Two NetGalley reviews in one today as I’m reading quite a lot and I really don’t like letting reviews spill over into the next year; I also have the 31st reserved for my Iris Murdoch Project post and the 1st for my Christmas Acquisitions, State of the TBR AND What I’m Reading First post. So here we go. I read these in the opposite order to how they’re presented here, but I REALLY want people to read “Radio Free Vermont”!

Bill McKibben – “Radio Free Vermont”

(NetGalley 13 September 2017)

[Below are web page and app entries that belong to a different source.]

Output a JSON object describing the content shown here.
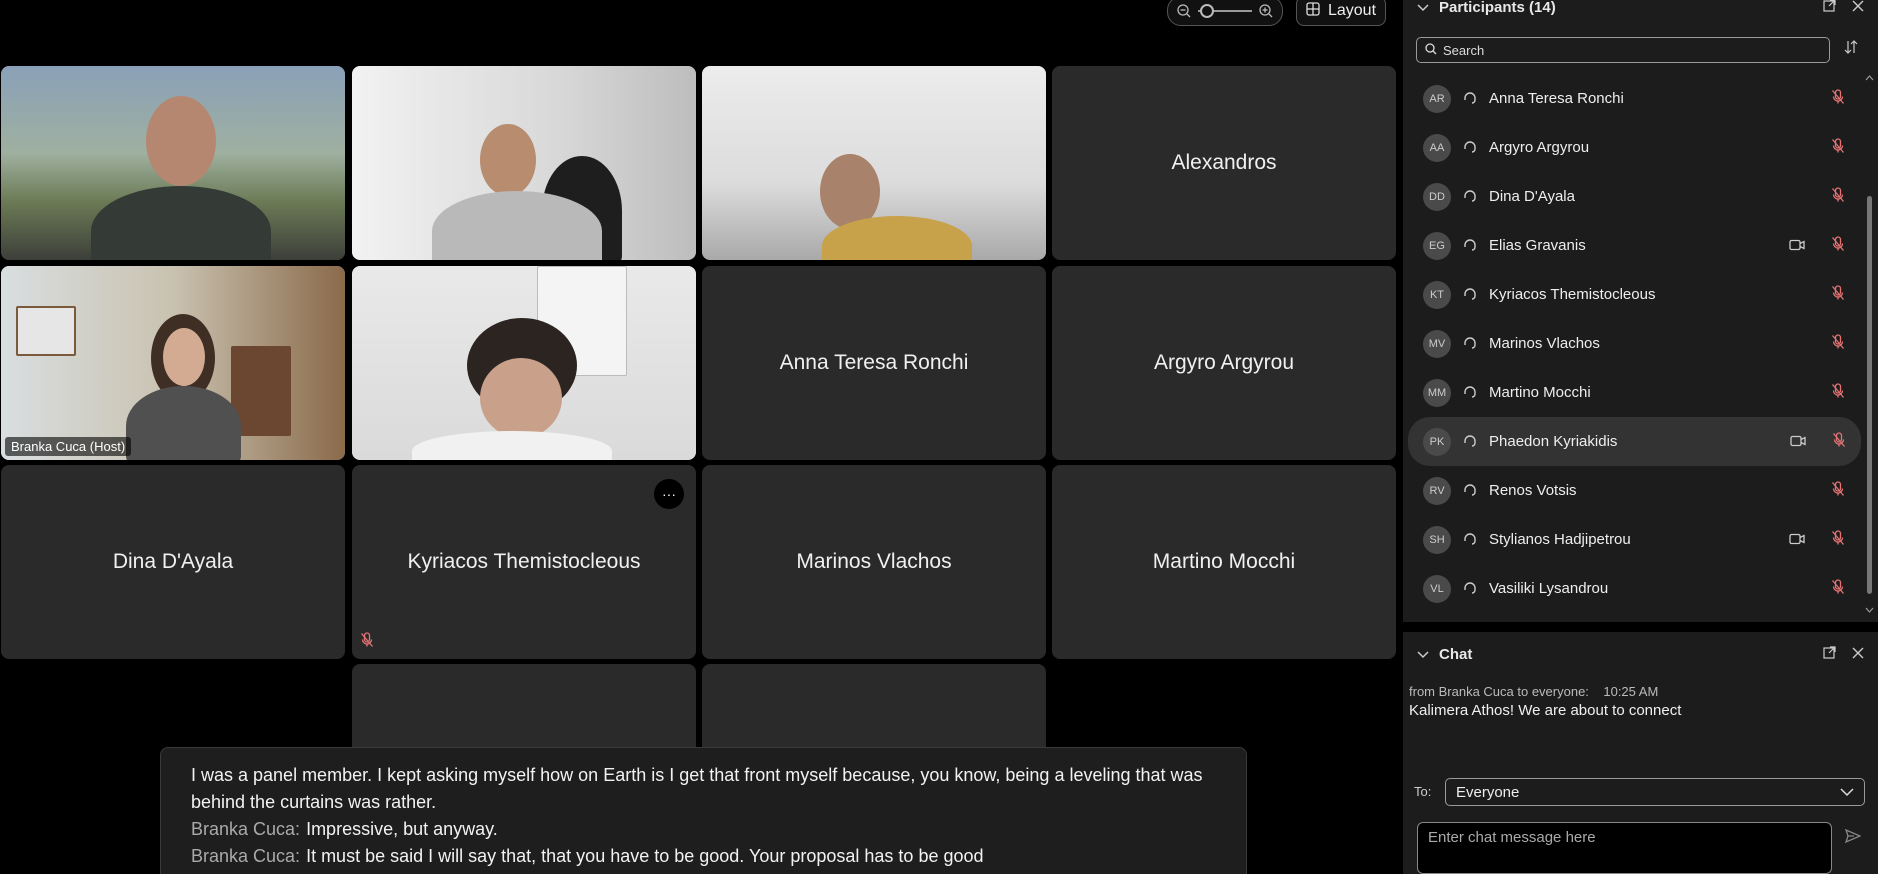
{
  "toolbar": {
    "layout_label": "Layout"
  },
  "grid": {
    "tiles": [
      {
        "name": "",
        "type": "video"
      },
      {
        "name": "",
        "type": "video"
      },
      {
        "name": "",
        "type": "video"
      },
      {
        "name": "Alexandros",
        "type": "name"
      },
      {
        "name": "Branka Cuca (Host)",
        "type": "video-active"
      },
      {
        "name": "",
        "type": "video"
      },
      {
        "name": "Anna Teresa Ronchi",
        "type": "name"
      },
      {
        "name": "Argyro Argyrou",
        "type": "name"
      },
      {
        "name": "Dina D'Ayala",
        "type": "name"
      },
      {
        "name": "Kyriacos Themistocleous",
        "type": "name"
      },
      {
        "name": "Marinos Vlachos",
        "type": "name"
      },
      {
        "name": "Martino Mocchi",
        "type": "name"
      }
    ],
    "more_label": "···"
  },
  "captions": {
    "line1": "I was a panel member. I kept asking myself how on Earth is I get that front myself because, you know, being a leveling that was behind the curtains was rather.",
    "line2_speaker": "Branka Cuca:",
    "line2_text": "Impressive, but anyway.",
    "line3_speaker": "Branka Cuca:",
    "line3_text": "It must be said I will say that, that you have to be good. Your proposal has to be good"
  },
  "participants": {
    "title": "Participants (14)",
    "search_placeholder": "Search",
    "list": [
      {
        "initials": "AR",
        "name": "Anna Teresa Ronchi",
        "camera": false
      },
      {
        "initials": "AA",
        "name": "Argyro Argyrou",
        "camera": false
      },
      {
        "initials": "DD",
        "name": "Dina D'Ayala",
        "camera": false
      },
      {
        "initials": "EG",
        "name": "Elias Gravanis",
        "camera": true
      },
      {
        "initials": "KT",
        "name": "Kyriacos Themistocleous",
        "camera": false
      },
      {
        "initials": "MV",
        "name": "Marinos Vlachos",
        "camera": false
      },
      {
        "initials": "MM",
        "name": "Martino Mocchi",
        "camera": false
      },
      {
        "initials": "PK",
        "name": "Phaedon Kyriakidis",
        "camera": true
      },
      {
        "initials": "RV",
        "name": "Renos Votsis",
        "camera": false
      },
      {
        "initials": "SH",
        "name": "Stylianos Hadjipetrou",
        "camera": true
      },
      {
        "initials": "VL",
        "name": "Vasiliki Lysandrou",
        "camera": false
      }
    ]
  },
  "chat": {
    "title": "Chat",
    "meta": "from Branka Cuca to everyone:    10:25 AM",
    "message": "Kalimera Athos! We are about to connect",
    "to_label": "To:",
    "to_value": "Everyone",
    "input_placeholder": "Enter chat message here"
  },
  "colors": {
    "accent_active_tile": "#64b5f6",
    "muted_mic": "#e57373"
  }
}
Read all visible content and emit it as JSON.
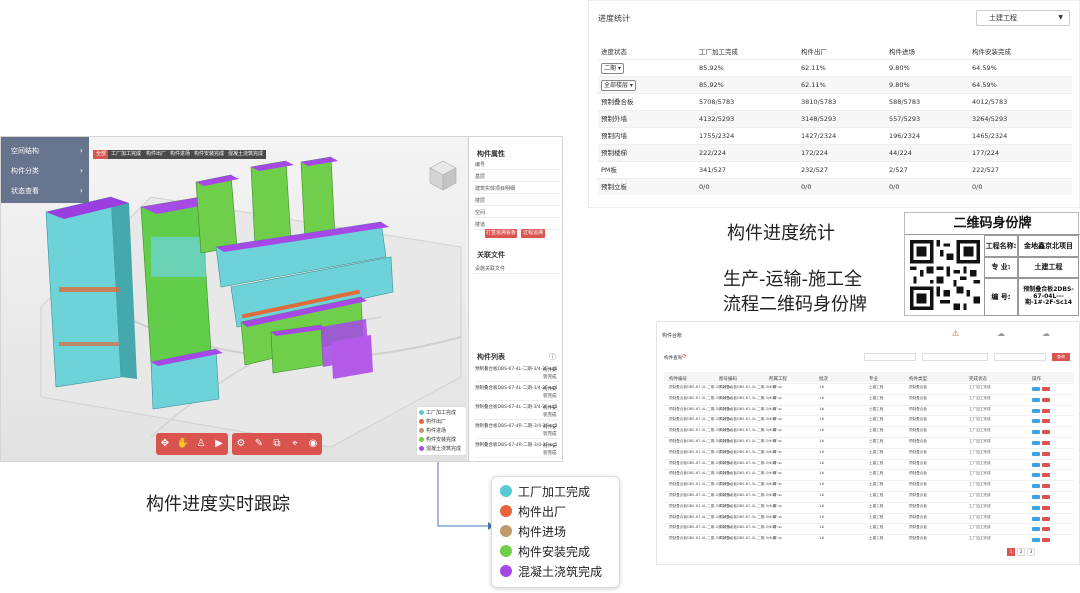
{
  "bim": {
    "left_menu": [
      {
        "label": "空间结构"
      },
      {
        "label": "构件分类"
      },
      {
        "label": "状态查看"
      }
    ],
    "top_tags": [
      "全部",
      "工厂加工完成",
      "构件出厂",
      "构件进场",
      "构件安装完成",
      "混凝土浇筑完成"
    ],
    "toolbar_icons": [
      "navigate-icon",
      "hand-icon",
      "person-icon",
      "camera-icon",
      "settings-icon",
      "measure-icon",
      "section-icon",
      "location-icon",
      "eye-icon"
    ],
    "legend": [
      {
        "label": "工厂加工完成",
        "color": "#5bc8d8"
      },
      {
        "label": "构件出厂",
        "color": "#e8643c"
      },
      {
        "label": "构件进场",
        "color": "#c09a6b"
      },
      {
        "label": "构件安装完成",
        "color": "#6fce4a"
      },
      {
        "label": "混凝土浇筑完成",
        "color": "#a648e6"
      }
    ],
    "attr_panel": {
      "title": "构件属性",
      "rows": [
        "编号",
        "基层",
        "建筑实体项目明细",
        "楼层",
        "空间",
        "楼道"
      ],
      "btn_track": "打签追溯看板",
      "btn_reissue": "过程追溯"
    },
    "files_panel": {
      "title": "关联文件",
      "rows": [
        "设施关联文件"
      ]
    },
    "component_list": {
      "title": "构件列表",
      "items": [
        {
          "name": "预制叠合板DBS-67-4L-二期-3/4-2F-sd6",
          "status": "构件安装完成"
        },
        {
          "name": "预制叠合板DBS-67-4L-二期-3/4-2F-sd4",
          "status": "构件安装完成"
        },
        {
          "name": "预制叠合板DBS-67-4L-二期-3/4-2F-sd3",
          "status": "构件安装完成"
        },
        {
          "name": "预制叠合板DBS-67-4R-二期-3/4-2F-sc3",
          "status": "构件安装完成"
        },
        {
          "name": "预制叠合板DBS-67-4R-二期-3/4-2F-sc1",
          "status": "构件安装完成"
        }
      ]
    }
  },
  "progress": {
    "title": "进度统计",
    "filter_value": "土建工程",
    "headers": [
      "进度状态",
      "工厂加工完成",
      "构件出厂",
      "构件进场",
      "构件安装完成"
    ],
    "select_rows": [
      {
        "select": "二期",
        "values": [
          "85.92%",
          "62.11%",
          "9.80%",
          "64.59%"
        ]
      },
      {
        "select": "全部楼层",
        "values": [
          "85.92%",
          "62.11%",
          "9.80%",
          "64.59%"
        ]
      }
    ],
    "rows": [
      {
        "label": "预制叠合板",
        "values": [
          "5708/5783",
          "3810/5783",
          "588/5783",
          "4012/5783"
        ]
      },
      {
        "label": "预制外墙",
        "values": [
          "4132/5293",
          "3148/5293",
          "557/5293",
          "3264/5293"
        ]
      },
      {
        "label": "预制内墙",
        "values": [
          "1755/2324",
          "1427/2324",
          "196/2324",
          "1465/2324"
        ]
      },
      {
        "label": "预制楼梯",
        "values": [
          "222/224",
          "172/224",
          "44/224",
          "177/224"
        ]
      },
      {
        "label": "PM板",
        "values": [
          "341/527",
          "232/527",
          "2/527",
          "222/527"
        ]
      },
      {
        "label": "预制立板",
        "values": [
          "0/0",
          "0/0",
          "0/0",
          "0/0"
        ]
      }
    ]
  },
  "captions": {
    "progress_stats": "构件进度统计",
    "qr_line1": "生产-运输-施工全",
    "qr_line2": "流程二维码身份牌",
    "realtime": "构件进度实时跟踪"
  },
  "qr_card": {
    "title": "二维码身份牌",
    "project_label": "工程名称:",
    "project_value": "金地鑫京北项目",
    "major_label": "专    业:",
    "major_value": "土建工程",
    "code_label": "编    号:",
    "code_value": "预制叠合板2DBS-67-04L---期-1#-2F-Sc14"
  },
  "list_page": {
    "title": "构件台账",
    "search_label": "构件查询",
    "search_btn": "查询",
    "headers": [
      "构件编号",
      "图号编码",
      "所属工程",
      "批次",
      "专业",
      "构件类型",
      "完成状态",
      "操作"
    ],
    "row_name": "预制叠合板DBS-67-4L-二期-3/4-2F-sc",
    "row_project": "一期",
    "row_batch": "1#",
    "row_major": "土建工程",
    "row_type": "预制叠合板",
    "row_status": "工厂加工完成",
    "pagination": [
      "1",
      "2",
      "3"
    ]
  }
}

Vern is a 72 year old, widowed, radio veteran who has had to go on the run when he and Perry, a young IT ace, inadvertently became labelled as terrorists after flooding a new Walmart with raw sewage. They’re staying at Sylvia’s home, hiding when she runs her school for new Vermont citizens, showing them how to be good neighbours in a state where that’s important, and they’re joined by the marvellous biathlete, Trance, and Vern’s nonagenarian mum in inciting the citizens of Vermont to celebrate the small and local and push back against the big and impersonal. Rather than committing acts of violence or sedition, they prefer positive or amusing action and discussion, pricking egos and promoting the small and local rather marvellously.

I loved it when Ben and Jerry’s launched a special commemorative ice cream flavour and the creative acts the citizens embark upon. The women are strong and have full agency and people come in all types with different abilities and special talents. Elderly women share sewing instructions for the new flag on their Facebook pages and biathletes get on their skis to help – it’s a lovely read!

It’s a clever and funny satire which has a positive and strong message of hope and redemption which I’m sure will resonate with many people. There’s also a lot about nature and the environment, with Vern speaking at length about the way nature, once left alone again, will get itself together and start to repair itself, acting in quiet ways, unlike the more showy deer and bears of other states. The moral is stated in a lovely afterword by the author:

When confronted by small men doing big and stupid things, we need to resist with all the creativity and wit we can muster, and if we can do so without losing the civility that makes life enjoyable, then so much the better.

Being a new book, it references the pink pussy hats and non-violent occupation of airports after Trump’s election and the Muslim Travel Ban, but don’t worry if you’re bothered by Trump and tired of spleen and nastiness: this will restore your faith in human nature. I very much encourage people to get hold of a copy of this!

Thank you to NetGalley and publisher Blue Rider Press (Penguin) for making this available in return for an honest review. It was published on 07 November 2017 and I heartily encourage people to go out and buy it!

Debbie Macomber – “An Engagement in Seattle”

(NetGalley 13 December 2017)

Like many of Debbie Macomber’s books, this was made up of two shorter tales.

“Groom Wanted” wasn’t DM at her best, to be honest. It felt like it was one of her rebranded older books (the dates with the main character’s grandmother being able to fall in love at the start of WW2 yet be in her 80s for the story and the use of BlackBerries dated it to around 2000). That’s fine, but Macomber’s style has developed, and although this had a businesswoman heroine and an interesting Russian love interest, it was a bit formulaic and very repetitive in explaining exactly how people feel over and over, etc. It’s apparently the start of a series, and room was left open for the hero and heroine’s siblings to fall in love, but I’m not sure I’d read on. A bit disappointing.

“Bride Wanted” was much better. Although the Alaska series was a republished one, I really enjoyed it, and here we have a similar setup, with Chase coming down to Seattle from (very) small-town Alaska, having bought a billboard ad requesting a wife. However, he meets Lesley anyway, and then he has some explaining to do himself, and there’s a meddling ex-fiance making things difficult. It’s much more sharp and fun – when the two men meet, I loved the description of Chase: “The full plumage of his male pride was fanned out in opulent display”. There are some lovely side characters and the fun really begins when Lesley finds herself installed in Alaska … and Mom comes to visit. The book was worth it for this one.

Thank you to the publisher Harlequin / Mira for making this book available in exchange for an honest review. It was published today, 26 December.